Those of you who nominated Plan to Eat highlighted its drag-and-drop menu planner, its exceptional customer service for those people who may need it, and its ease of use. It’s probably one of the easiest menu planning tools in the lineup, and even though it’s not free, many of you noted that you’re busy people with busy lives, and it helps to have Plan to Eat take care of the grocery list and recipe search for you. You can read tons more in its lengthy nominations thread here.
Paprika is a recipe manager for iOS, OS X, Android, Kindle, and Nook devices. There’s no web interface, so you’ll have to use the apps, but it is great at keeping your recipes nearly organized and collected. Importing recipes from the web is easy enough, you just need the URL of the recipe you want to add. Paprika’s focus is on recipe management, but it also includes smart grocery lists and a menu planner that lets you add recipes to your plan, rate them once you’ve prepared them, and generate a grocery list for the week based on the things you want to make. Paprika will also help you when you’re in the kitchen, walking you through each recipe step by step, complete with cooking timers and notifications when it’s time to move on to the next step. If you like a little bit of form with your function, it’s worth a look—the only downside, beyond the fact there’s no Windows or web support, is the price. The OS X app is $ 20, and each of the mobile apps (including separate apps for iPhone and iPad; it’s not universal) are $ 5. You’ll have to buy a copy for every device you want to use Paprika on.
Paprika’s nominations thread was full of stories about its ease of use, especially compared to other apps, and its tablet-friendliness, especially on the iPad, Kindle, and Nook. Its smart grocery list feature will combine ingredients needed for multiple recipes, so you don’t have a grocery list that has “2 egg” in one place and “1 egg” in another—you’ll just have “3 eggs,” so you’ll know whether to pick up a dozen or a half-dozen, or whatever you actually need. You can read more in its nominations thread here.
Now that you’ve seen the top five, it’s time to put them to a vote and determine the community favorite:
No honorable mentions this week, as the votes fell off pretty quickly from these five, but there are plenty of other options in the call for contenders thread if you’re looking for alternatives. Want to make the case for your personal favorite, even if it wasn’t included in the list? Remember, the top five are based on your most popular nominations from the call for contenders thread from earlier in the week. Don’t just complain about the top five, let us know what your preferred alternative is—and make your case for it—in the discussions below.

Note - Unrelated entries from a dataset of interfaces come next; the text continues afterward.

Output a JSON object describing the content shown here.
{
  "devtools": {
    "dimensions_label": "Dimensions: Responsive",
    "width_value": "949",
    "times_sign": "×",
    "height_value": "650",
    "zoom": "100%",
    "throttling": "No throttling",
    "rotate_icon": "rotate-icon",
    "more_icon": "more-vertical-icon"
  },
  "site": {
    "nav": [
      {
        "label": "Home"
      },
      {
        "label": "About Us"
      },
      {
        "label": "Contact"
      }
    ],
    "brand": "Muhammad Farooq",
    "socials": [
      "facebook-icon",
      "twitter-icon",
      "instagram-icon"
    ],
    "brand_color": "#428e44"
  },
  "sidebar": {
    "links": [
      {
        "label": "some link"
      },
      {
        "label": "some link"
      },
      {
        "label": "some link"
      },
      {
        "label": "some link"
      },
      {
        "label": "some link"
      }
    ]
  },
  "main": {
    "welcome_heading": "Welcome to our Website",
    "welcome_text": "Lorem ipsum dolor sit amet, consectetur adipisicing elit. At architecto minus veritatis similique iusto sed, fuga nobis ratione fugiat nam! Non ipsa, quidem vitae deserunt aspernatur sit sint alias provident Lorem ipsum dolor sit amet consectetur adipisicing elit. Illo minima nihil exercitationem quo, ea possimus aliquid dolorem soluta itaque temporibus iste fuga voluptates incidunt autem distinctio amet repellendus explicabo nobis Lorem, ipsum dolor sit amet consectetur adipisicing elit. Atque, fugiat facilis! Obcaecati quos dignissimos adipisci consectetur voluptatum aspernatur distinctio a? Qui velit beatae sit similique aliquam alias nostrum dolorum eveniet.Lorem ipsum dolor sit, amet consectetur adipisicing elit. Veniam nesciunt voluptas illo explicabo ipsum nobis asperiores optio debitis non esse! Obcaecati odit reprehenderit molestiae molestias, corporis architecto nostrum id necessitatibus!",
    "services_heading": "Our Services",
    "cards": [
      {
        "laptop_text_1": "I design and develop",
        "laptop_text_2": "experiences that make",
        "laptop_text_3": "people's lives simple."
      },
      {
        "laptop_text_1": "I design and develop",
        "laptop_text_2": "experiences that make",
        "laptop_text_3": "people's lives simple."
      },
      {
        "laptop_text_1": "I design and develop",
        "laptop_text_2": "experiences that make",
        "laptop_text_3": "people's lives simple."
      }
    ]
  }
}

The Hive Five is based on reader nominations. As with most Hive Five posts, if your favorite was left out, it didn’t get the nominations required in the call for contenders post to make the top five. We understand it’s a bit of a popularity contest. Have a suggestion for the Hive Five? Send us an email at email@example.com!
Photo by eiko.